A Massachusetts man will be sentenced to at least 18 years in prison for planning to kidnap and eat children and other crimes. A lawyer for Geoffrey Portway, a 40-year-old computer operator, acknowledged that his client had a fascination with cannibalism and eating human flesh — specifically that of children — and had discussed in online chats abducting and eating a child.
While there is no evidence that Portway actually ate, abducted or assaulted anyone, he took his fantasy a step further, creating a dungeon of horrors in his basement, including a soundproofed room, a child-sized cage and bondage equipment.
Portway is not alone. Earlier this year a New York police officer, Gilberto Valle, was convicted in a similar case. Like Portway, Valle had discussed disturbing sexual fantasies involving abducting, raping, torturing and eating people — in his case, women. Though neither Portway nor Valle acted upon his cannibalistic fantasies, others have, including serial killer Jeffrey Dahmer.
The idea that consuming another’s flesh — or taking another person’s body parts — gives the cannibal or killer some special power or ability is ancient.
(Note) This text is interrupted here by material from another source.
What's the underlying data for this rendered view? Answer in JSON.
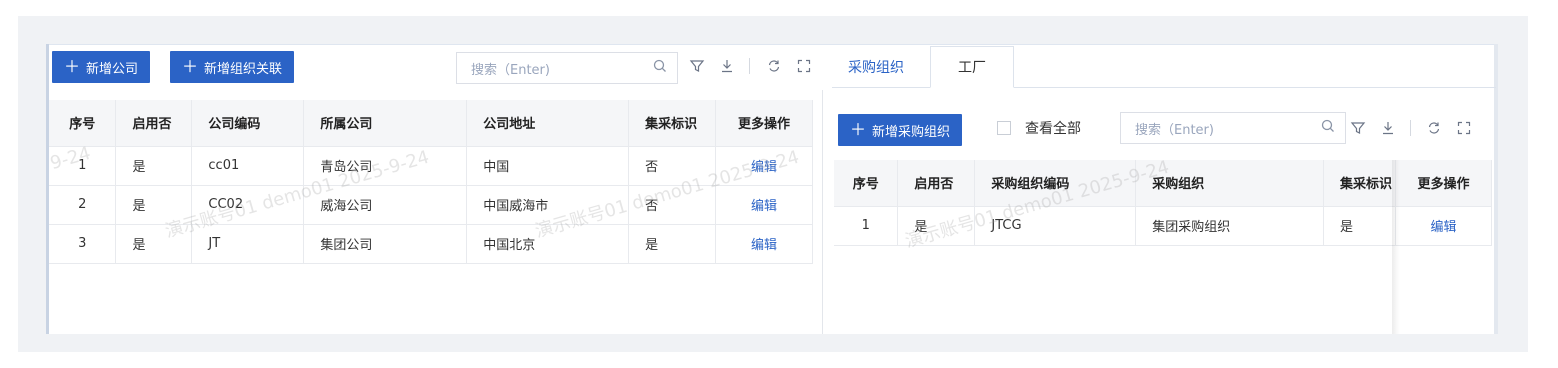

Carole Travis-Henikoff, in her book “Dinner With a Cannibal: The Complete History of Mankind’s Oldest Taboo,” notes that worldwide “archaeological evidence of cannibalism and brutality dates back hundreds of thousands of years,” including in America, where it wasn’t “uncommon for a Native American who killed an enemy in dangerous territory to eat his enemy’s heart on the spot or take some part of the body back as proof of the kill.”
Then there are stories of starvation-created cannibalism, such as the case of a Uruguayan rugby team whose airplane crashed in the frigid Andes mountains in 1972. Starving survivors of the crash were forced to eat the bodies of the dead before being rescued months later.
Many believe that the Donner pioneer group, which became trapped by a snowstorm during the winter of 1846 in Nevada, resorted to cannibalism, though recent research suggests that this may be a myth.
Interest in modern cannibalism surged in the wake of zombie-themed movies, TV shows and books over the past few years, in some cases adding a flesh-eating spin on news stories. For example, in May of last year a Florida man, Rudy Eugene, was accused of attacking a homeless man and biting his victim’s face and ripping his flesh until police shot him. Rumors spread that Eugene was high at the time on a new narcotic called “bath salts,” though later tests revealed that the only drug in his system at the time was marijuana.
Since Eugene was killed on the spot there’s no way to determine his motive. It’s possible that the attack was a genuine effort to eat his victim’s flesh. But the naked, unarmed man used his teeth as a weapon, not a tool for consumption. Without some documented history of interest in eating human flesh — as, for example, we clearly have with Portway — it seems more likely that it was not really a case of cannibalism after all.
However later that same month there was a genuine cannibalism incident: Alexander Kinyua, a student at Maryland’s Morgan State University, confessed to killing his roommate, then dismembering and eating the heart and brain. His motive was said to be related to belief in magic. Kinyua is from East Africa, where there is strong belief that eating body parts of others can bestow magical powers and abilities.
So, will humans always eat other humans? Sadly — and unnervingly — the answer is almost certainly yes. Motives for cannibalism vary greatly depending on the individual and situation, and include psychopathology, sexual fantasy, hunger and magical beliefs. Whenever a group of humans are faced with death by starvation, some of their companions will inevitably become food. And, of course, there will always be disturbed individuals like Jeffrey Dahmer and Geoffrey Portway who will fantasize about, and sometimes enact, the idea of eating others. The fact that these incidents are incredibly rare does not make them any less horrific.